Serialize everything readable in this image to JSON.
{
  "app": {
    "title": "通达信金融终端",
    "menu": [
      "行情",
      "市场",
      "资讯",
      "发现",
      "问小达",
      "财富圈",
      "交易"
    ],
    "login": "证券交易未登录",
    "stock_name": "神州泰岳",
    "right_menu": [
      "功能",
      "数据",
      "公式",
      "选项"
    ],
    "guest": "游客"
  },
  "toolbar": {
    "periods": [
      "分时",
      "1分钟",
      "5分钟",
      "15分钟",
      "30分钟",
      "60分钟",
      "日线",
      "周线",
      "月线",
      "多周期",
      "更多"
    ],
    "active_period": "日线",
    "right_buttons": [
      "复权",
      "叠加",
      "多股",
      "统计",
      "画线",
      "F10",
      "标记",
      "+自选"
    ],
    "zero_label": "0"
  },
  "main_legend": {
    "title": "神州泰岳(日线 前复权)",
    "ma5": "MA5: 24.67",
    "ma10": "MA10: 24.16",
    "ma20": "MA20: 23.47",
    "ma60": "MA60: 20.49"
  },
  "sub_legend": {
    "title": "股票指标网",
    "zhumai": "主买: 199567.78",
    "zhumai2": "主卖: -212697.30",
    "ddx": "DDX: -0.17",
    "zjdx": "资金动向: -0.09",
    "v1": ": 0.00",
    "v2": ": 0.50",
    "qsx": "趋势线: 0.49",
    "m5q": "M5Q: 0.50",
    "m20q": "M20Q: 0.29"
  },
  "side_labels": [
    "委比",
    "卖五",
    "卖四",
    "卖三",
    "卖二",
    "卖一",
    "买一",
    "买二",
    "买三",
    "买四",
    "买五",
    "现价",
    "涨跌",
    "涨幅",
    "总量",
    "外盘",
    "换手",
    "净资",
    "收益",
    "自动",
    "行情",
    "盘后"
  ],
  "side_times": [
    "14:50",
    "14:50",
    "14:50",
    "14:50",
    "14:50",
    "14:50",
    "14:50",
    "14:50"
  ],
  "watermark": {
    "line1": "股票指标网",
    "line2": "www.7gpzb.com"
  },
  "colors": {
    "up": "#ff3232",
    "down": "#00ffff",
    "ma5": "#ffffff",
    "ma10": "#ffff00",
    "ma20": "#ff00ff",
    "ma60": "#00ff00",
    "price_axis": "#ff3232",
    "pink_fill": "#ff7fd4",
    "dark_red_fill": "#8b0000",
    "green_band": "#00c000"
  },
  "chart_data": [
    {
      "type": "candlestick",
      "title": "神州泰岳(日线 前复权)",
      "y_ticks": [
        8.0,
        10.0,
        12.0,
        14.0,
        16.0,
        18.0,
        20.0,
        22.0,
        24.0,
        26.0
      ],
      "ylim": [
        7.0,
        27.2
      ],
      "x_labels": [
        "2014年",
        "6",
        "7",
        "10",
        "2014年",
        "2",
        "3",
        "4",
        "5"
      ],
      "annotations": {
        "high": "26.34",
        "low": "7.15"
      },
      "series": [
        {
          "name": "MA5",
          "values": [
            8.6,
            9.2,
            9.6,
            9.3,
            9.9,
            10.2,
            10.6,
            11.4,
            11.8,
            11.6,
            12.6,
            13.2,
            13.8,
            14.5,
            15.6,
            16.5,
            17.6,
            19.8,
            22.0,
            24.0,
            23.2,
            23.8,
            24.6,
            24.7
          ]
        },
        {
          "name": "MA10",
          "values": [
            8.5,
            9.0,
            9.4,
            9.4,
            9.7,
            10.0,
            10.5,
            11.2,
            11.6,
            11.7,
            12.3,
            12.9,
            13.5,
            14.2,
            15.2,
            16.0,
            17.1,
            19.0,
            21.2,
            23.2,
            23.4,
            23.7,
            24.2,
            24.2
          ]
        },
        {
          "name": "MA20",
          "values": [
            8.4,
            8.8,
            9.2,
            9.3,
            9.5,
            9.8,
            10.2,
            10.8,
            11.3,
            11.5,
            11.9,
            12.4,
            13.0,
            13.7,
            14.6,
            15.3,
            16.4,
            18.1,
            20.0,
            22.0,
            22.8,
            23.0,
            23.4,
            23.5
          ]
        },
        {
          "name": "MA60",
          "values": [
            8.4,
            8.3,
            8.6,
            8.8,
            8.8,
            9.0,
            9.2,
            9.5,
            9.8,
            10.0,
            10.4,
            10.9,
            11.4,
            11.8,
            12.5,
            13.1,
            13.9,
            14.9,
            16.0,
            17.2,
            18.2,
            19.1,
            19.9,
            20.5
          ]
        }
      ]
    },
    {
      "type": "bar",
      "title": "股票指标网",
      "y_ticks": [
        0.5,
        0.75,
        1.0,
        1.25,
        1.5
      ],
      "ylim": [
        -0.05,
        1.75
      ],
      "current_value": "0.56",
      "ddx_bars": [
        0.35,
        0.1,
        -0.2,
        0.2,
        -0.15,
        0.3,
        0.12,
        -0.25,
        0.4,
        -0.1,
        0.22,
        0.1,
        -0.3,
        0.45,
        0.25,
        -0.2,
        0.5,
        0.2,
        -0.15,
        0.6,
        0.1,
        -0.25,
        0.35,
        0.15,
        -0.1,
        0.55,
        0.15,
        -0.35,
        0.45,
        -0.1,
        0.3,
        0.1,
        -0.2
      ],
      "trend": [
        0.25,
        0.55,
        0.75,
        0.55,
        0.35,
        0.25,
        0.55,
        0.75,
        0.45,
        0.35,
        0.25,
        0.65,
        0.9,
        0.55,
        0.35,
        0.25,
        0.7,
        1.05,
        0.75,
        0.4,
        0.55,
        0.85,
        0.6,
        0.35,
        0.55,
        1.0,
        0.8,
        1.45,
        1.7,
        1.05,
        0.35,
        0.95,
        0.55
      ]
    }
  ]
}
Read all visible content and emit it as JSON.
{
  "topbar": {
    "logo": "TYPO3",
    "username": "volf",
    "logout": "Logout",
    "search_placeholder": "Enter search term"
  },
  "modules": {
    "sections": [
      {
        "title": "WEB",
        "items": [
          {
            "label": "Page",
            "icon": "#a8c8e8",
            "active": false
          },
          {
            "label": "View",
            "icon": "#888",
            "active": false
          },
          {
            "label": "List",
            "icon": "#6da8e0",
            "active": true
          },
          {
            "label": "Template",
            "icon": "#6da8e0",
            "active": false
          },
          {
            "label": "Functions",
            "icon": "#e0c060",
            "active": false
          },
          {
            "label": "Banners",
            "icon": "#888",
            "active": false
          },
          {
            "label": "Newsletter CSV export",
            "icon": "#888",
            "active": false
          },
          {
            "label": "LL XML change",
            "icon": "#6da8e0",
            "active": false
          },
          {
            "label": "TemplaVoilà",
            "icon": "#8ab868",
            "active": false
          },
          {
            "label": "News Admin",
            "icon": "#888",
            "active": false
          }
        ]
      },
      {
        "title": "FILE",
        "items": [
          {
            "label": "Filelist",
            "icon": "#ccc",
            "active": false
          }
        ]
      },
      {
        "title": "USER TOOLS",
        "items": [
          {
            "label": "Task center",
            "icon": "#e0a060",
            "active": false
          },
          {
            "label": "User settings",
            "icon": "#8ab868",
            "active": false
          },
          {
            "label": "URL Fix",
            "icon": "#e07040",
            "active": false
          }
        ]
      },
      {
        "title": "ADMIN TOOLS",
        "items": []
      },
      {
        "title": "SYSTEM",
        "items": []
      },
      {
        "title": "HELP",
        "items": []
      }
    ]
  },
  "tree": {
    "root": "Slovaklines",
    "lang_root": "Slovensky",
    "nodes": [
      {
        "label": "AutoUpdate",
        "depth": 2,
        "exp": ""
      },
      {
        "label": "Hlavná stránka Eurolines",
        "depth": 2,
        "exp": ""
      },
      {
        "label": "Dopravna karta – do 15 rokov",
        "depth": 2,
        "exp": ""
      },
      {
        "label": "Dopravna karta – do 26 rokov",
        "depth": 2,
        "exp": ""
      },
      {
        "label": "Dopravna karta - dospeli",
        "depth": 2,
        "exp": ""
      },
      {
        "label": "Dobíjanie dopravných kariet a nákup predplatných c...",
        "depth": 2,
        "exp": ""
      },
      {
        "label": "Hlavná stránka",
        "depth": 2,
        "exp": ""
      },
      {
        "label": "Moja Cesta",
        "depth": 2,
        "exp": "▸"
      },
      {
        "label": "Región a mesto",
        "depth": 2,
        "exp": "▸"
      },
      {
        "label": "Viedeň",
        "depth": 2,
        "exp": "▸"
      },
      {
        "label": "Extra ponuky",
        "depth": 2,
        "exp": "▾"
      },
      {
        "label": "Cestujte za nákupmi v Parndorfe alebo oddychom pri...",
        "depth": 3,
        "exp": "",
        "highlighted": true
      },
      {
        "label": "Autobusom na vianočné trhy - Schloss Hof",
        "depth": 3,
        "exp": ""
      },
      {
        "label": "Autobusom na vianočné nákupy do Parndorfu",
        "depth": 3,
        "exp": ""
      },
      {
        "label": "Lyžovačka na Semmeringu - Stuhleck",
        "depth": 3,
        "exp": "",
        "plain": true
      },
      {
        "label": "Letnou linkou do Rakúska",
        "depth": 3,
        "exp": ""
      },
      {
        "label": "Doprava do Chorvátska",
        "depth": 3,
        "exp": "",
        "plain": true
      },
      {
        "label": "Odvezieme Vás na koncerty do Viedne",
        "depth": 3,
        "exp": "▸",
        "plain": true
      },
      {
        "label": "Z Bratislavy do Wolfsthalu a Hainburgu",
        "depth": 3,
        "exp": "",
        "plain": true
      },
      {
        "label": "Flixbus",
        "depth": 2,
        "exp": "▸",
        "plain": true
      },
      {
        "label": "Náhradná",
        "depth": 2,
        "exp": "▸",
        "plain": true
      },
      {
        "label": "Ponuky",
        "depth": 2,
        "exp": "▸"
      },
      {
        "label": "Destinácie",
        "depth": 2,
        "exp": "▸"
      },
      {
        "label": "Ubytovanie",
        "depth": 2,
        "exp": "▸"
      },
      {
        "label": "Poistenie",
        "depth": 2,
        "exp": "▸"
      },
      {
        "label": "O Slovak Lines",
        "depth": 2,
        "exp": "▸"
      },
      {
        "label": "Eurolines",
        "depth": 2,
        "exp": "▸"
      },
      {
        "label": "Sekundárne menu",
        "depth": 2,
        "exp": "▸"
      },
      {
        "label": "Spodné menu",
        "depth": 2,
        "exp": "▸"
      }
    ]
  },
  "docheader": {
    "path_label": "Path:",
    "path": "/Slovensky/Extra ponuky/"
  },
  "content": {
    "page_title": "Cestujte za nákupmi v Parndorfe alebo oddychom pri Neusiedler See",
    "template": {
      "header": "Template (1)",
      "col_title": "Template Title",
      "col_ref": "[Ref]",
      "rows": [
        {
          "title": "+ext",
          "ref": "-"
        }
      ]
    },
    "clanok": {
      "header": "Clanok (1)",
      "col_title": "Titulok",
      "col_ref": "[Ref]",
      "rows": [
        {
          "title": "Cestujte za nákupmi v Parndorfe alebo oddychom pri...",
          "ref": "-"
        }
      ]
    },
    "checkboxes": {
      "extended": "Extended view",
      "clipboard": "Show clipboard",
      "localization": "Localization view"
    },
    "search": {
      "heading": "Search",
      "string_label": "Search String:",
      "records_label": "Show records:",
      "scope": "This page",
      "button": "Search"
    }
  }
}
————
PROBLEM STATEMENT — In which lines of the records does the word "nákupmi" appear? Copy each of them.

RESPONSE TO THIS EXERCISE —
        "label": "Cestujte za nákupmi v Parndorfe alebo oddychom pri...",
    "page_title": "Cestujte za nákupmi v Parndorfe alebo oddychom pri Neusiedler See",
          "title": "Cestujte za nákupmi v Parndorfe alebo oddychom pri...",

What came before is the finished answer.